## Task directions
Find every line in the data that contains the word "docs". Return each of those lines.
═════ The data ═════
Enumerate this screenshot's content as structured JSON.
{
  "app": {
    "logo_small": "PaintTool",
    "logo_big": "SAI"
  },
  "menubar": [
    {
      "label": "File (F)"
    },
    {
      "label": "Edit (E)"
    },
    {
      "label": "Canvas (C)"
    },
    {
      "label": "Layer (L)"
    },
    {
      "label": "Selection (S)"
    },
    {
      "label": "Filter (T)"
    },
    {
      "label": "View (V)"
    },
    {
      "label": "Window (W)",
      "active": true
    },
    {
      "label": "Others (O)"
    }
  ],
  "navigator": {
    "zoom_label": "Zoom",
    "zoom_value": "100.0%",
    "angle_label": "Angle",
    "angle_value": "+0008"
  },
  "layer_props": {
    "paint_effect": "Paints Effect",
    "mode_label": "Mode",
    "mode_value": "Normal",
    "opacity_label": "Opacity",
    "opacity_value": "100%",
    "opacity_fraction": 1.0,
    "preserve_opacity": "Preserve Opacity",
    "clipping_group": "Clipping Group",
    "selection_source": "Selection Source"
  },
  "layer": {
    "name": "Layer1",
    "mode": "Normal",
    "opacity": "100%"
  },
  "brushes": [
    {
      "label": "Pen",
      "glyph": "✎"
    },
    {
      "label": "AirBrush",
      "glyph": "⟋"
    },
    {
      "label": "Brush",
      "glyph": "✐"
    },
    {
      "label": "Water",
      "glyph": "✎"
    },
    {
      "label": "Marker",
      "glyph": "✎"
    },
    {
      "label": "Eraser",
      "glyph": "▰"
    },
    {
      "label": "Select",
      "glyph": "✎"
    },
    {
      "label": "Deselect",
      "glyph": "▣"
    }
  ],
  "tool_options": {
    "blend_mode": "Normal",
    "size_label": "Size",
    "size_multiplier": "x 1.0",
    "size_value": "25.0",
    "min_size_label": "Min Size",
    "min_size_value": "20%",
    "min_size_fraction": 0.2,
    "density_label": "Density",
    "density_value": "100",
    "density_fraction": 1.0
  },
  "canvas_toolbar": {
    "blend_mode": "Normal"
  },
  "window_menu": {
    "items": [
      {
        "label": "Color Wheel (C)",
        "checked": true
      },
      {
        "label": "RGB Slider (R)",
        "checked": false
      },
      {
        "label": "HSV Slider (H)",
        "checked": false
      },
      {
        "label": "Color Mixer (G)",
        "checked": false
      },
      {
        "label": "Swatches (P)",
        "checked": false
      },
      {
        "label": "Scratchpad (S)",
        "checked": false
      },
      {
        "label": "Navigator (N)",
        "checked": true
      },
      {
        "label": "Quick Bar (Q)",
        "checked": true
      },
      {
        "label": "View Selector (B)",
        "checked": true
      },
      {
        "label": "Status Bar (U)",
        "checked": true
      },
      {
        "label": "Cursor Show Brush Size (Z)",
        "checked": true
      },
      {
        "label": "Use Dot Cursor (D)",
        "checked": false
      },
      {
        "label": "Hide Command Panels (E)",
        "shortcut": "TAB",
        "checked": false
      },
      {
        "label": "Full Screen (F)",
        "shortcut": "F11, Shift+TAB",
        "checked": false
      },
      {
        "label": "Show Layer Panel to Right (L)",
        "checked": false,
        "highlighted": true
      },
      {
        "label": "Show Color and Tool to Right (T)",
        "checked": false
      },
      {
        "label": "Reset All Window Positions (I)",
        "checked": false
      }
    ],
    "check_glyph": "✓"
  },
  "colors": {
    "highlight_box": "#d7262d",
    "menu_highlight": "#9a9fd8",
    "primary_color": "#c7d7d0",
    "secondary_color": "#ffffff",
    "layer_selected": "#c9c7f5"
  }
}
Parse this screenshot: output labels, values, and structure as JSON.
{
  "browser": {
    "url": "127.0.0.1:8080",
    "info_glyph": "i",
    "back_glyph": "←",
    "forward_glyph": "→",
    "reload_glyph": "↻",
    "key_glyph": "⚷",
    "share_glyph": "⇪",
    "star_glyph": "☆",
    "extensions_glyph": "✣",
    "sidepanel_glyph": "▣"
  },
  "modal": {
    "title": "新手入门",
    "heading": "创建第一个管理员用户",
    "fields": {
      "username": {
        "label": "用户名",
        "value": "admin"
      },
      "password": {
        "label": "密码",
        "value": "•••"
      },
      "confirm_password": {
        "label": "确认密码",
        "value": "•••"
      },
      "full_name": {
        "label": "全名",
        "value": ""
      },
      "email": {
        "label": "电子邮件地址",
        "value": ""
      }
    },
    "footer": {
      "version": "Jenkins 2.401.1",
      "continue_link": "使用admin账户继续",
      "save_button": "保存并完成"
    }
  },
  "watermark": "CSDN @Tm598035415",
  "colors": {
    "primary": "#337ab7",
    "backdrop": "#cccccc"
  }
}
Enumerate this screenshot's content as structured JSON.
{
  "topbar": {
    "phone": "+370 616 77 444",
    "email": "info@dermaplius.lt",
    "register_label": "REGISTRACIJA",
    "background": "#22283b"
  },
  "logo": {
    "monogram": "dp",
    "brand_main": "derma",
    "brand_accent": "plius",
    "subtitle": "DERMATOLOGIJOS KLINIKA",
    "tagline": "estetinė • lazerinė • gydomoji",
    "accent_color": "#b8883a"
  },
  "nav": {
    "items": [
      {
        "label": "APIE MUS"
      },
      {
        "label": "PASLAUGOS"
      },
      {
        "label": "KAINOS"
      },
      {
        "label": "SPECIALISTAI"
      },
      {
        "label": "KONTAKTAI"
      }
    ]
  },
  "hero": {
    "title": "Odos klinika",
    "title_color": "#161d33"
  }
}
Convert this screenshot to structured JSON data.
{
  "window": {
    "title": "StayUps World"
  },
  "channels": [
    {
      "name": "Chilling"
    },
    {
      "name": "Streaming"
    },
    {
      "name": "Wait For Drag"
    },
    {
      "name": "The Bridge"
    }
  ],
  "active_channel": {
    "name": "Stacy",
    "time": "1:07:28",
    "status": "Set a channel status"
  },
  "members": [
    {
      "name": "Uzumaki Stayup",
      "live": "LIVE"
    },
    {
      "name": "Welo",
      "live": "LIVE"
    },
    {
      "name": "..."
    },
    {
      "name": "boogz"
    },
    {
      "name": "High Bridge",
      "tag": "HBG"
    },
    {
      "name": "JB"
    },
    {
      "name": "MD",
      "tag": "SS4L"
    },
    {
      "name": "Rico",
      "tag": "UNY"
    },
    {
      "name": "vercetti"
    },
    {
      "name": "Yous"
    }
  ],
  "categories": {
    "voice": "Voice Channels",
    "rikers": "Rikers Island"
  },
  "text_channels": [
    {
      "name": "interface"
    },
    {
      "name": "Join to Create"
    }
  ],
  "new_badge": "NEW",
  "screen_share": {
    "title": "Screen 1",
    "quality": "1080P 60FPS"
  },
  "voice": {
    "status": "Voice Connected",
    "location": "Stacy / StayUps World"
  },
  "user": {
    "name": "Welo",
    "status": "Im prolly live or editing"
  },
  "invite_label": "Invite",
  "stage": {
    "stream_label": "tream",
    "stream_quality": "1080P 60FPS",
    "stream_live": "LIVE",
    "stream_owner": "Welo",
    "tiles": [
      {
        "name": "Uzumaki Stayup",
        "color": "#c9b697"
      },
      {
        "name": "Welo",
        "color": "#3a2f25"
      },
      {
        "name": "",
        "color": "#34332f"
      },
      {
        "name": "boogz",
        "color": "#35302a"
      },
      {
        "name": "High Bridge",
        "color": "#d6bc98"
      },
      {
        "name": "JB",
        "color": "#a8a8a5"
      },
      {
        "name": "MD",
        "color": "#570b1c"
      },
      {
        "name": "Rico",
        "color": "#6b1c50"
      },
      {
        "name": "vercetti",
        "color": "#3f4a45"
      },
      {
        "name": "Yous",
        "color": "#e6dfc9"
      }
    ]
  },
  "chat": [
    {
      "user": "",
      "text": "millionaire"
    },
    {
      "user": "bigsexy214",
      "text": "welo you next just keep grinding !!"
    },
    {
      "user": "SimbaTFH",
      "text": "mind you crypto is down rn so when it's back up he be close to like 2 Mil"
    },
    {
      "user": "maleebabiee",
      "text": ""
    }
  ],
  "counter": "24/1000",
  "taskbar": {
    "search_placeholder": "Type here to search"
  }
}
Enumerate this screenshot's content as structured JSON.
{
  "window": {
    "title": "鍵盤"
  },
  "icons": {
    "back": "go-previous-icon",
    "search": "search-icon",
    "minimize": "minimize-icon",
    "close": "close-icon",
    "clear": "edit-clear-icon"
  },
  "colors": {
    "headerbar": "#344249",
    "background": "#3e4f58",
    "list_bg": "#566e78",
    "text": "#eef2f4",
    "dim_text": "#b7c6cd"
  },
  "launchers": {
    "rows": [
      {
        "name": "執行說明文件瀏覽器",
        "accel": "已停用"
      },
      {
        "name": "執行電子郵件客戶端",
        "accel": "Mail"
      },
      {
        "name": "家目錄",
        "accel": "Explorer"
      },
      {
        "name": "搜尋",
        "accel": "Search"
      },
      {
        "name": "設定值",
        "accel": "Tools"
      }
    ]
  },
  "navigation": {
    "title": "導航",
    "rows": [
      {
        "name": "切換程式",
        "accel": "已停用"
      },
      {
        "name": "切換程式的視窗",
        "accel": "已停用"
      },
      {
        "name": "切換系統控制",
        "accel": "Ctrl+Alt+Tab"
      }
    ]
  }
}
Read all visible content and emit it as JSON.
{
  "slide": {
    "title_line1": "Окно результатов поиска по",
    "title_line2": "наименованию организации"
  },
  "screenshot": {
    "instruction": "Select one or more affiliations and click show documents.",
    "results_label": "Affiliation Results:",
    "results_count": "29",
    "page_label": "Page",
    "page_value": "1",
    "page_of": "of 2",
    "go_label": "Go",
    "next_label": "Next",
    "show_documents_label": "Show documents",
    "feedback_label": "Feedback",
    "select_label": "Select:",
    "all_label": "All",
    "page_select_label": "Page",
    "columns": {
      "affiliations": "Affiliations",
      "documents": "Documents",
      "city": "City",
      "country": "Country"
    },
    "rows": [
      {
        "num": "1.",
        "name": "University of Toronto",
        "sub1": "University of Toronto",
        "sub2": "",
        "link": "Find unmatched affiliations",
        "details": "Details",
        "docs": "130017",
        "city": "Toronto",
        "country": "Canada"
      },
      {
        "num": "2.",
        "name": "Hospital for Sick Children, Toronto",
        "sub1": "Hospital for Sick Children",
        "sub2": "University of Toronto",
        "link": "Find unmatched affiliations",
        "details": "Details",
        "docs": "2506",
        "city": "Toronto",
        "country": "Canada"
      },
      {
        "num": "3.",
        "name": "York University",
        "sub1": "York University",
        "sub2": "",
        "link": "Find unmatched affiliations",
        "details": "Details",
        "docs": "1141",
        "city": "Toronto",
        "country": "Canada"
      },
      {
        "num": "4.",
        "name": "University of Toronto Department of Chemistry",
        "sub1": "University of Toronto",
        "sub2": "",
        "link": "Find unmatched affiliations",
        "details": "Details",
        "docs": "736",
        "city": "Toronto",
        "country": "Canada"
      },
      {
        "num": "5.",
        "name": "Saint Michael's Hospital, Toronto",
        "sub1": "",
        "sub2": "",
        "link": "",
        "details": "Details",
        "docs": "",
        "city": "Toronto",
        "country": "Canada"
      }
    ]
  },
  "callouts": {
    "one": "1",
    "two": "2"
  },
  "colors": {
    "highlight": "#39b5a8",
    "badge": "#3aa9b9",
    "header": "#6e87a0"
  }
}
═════
## Task response
        "docs": "130017",
        "docs": "2506",
        "docs": "1141",
        "docs": "736",
        "docs": "",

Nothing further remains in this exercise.